■ **THE TASK**: In this exercise, set down every entry that follows exactly as it appears.

■ **ENTRIES SHOWN**:
────

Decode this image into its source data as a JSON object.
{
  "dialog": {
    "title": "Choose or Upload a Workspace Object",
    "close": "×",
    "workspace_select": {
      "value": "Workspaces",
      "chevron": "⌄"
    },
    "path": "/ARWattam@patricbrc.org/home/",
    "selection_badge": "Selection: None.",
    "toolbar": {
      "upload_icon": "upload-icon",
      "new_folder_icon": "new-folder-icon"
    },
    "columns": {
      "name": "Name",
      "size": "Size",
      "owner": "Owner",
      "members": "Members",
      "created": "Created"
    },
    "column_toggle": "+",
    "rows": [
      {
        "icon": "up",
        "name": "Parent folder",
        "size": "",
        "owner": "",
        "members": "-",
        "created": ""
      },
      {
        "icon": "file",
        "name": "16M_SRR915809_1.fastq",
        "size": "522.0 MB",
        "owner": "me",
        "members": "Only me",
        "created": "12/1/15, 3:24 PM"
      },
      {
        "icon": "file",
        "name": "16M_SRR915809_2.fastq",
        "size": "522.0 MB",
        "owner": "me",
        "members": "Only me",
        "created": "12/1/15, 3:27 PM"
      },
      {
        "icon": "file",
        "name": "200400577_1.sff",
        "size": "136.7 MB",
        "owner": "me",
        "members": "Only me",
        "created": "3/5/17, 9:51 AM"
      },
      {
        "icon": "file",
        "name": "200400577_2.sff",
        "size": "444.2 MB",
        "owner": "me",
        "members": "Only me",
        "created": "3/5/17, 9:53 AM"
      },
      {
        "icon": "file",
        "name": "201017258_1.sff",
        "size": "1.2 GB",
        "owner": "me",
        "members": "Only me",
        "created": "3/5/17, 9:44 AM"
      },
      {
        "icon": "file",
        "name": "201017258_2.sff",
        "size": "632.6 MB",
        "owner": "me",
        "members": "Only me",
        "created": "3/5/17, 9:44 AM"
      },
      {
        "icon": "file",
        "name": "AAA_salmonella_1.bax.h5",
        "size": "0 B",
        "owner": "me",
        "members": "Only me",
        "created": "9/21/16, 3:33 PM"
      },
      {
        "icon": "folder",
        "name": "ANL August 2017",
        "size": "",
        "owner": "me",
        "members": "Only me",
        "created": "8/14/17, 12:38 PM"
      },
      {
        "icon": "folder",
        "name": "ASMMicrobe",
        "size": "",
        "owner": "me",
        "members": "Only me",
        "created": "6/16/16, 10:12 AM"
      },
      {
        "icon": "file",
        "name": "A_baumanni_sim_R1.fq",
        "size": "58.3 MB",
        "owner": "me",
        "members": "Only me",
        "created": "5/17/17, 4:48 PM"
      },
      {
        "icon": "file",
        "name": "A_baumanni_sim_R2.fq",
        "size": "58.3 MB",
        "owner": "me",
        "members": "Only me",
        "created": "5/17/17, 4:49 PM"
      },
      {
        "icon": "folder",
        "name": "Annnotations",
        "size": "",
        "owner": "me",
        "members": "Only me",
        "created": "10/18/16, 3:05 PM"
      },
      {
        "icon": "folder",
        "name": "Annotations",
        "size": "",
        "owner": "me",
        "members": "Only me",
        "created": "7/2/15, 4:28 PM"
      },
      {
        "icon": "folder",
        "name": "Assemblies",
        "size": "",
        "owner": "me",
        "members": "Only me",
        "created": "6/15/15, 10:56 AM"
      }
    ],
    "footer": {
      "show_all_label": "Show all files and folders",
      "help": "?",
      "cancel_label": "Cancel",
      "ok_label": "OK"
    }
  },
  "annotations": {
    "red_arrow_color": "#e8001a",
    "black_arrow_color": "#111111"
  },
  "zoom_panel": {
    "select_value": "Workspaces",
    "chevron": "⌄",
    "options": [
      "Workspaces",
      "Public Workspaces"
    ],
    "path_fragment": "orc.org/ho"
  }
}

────

■ **FINISHED TASK**:
Decode this image into its source data as a JSON object.
{
  "dialog": {
    "title": "Choose or Upload a Workspace Object",
    "close": "×",
    "workspace_select": {
      "value": "Workspaces",
      "chevron": "⌄"
    },
    "path": "/ARWattam@patricbrc.org/home/",
    "selection_badge": "Selection: None.",
    "toolbar": {
      "upload_icon": "upload-icon",
      "new_folder_icon": "new-folder-icon"
    },
    "columns": {
      "name": "Name",
      "size": "Size",
      "owner": "Owner",
      "members": "Members",
      "created": "Created"
    },
    "column_toggle": "+",
    "rows": [
      {
        "icon": "up",
        "name": "Parent folder",
        "size": "",
        "owner": "",
        "members": "-",
        "created": ""
      },
      {
        "icon": "file",
        "name": "16M_SRR915809_1.fastq",
        "size": "522.0 MB",
        "owner": "me",
        "members": "Only me",
        "created": "12/1/15, 3:24 PM"
      },
      {
        "icon": "file",
        "name": "16M_SRR915809_2.fastq",
        "size": "522.0 MB",
        "owner": "me",
        "members": "Only me",
        "created": "12/1/15, 3:27 PM"
      },
      {
        "icon": "file",
        "name": "200400577_1.sff",
        "size": "136.7 MB",
        "owner": "me",
        "members": "Only me",
        "created": "3/5/17, 9:51 AM"
      },
      {
        "icon": "file",
        "name": "200400577_2.sff",
        "size": "444.2 MB",
        "owner": "me",
        "members": "Only me",
        "created": "3/5/17, 9:53 AM"
      },
      {
        "icon": "file",
        "name": "201017258_1.sff",
        "size": "1.2 GB",
        "owner": "me",
        "members": "Only me",
        "created": "3/5/17, 9:44 AM"
      },
      {
        "icon": "file",
        "name": "201017258_2.sff",
        "size": "632.6 MB",
        "owner": "me",
        "members": "Only me",
        "created": "3/5/17, 9:44 AM"
      },
      {
        "icon": "file",
        "name": "AAA_salmonella_1.bax.h5",
        "size": "0 B",
        "owner": "me",
        "members": "Only me",
        "created": "9/21/16, 3:33 PM"
      },
      {
        "icon": "folder",
        "name": "ANL August 2017",
        "size": "",
        "owner": "me",
        "members": "Only me",
        "created": "8/14/17, 12:38 PM"
      },
      {
        "icon": "folder",
        "name": "ASMMicrobe",
        "size": "",
        "owner": "me",
        "members": "Only me",
        "created": "6/16/16, 10:12 AM"
      },
      {
        "icon": "file",
        "name": "A_baumanni_sim_R1.fq",
        "size": "58.3 MB",
        "owner": "me",
        "members": "Only me",
        "created": "5/17/17, 4:48 PM"
      },
      {
        "icon": "file",
        "name": "A_baumanni_sim_R2.fq",
        "size": "58.3 MB",
        "owner": "me",
        "members": "Only me",
        "created": "5/17/17, 4:49 PM"
      },
      {
        "icon": "folder",
        "name": "Annnotations",
        "size": "",
        "owner": "me",
        "members": "Only me",
        "created": "10/18/16, 3:05 PM"
      },
      {
        "icon": "folder",
        "name": "Annotations",
        "size": "",
        "owner": "me",
        "members": "Only me",
        "created": "7/2/15, 4:28 PM"
      },
      {
        "icon": "folder",
        "name": "Assemblies",
        "size": "",
        "owner": "me",
        "members": "Only me",
        "created": "6/15/15, 10:56 AM"
      }
    ],
    "footer": {
      "show_all_label": "Show all files and folders",
      "help": "?",
      "cancel_label": "Cancel",
      "ok_label": "OK"
    }
  },
  "annotations": {
    "red_arrow_color": "#e8001a",
    "black_arrow_color": "#111111"
  },
  "zoom_panel": {
    "select_value": "Workspaces",
    "chevron": "⌄",
    "options": [
      "Workspaces",
      "Public Workspaces"
    ],
    "path_fragment": "orc.org/ho"
  }
}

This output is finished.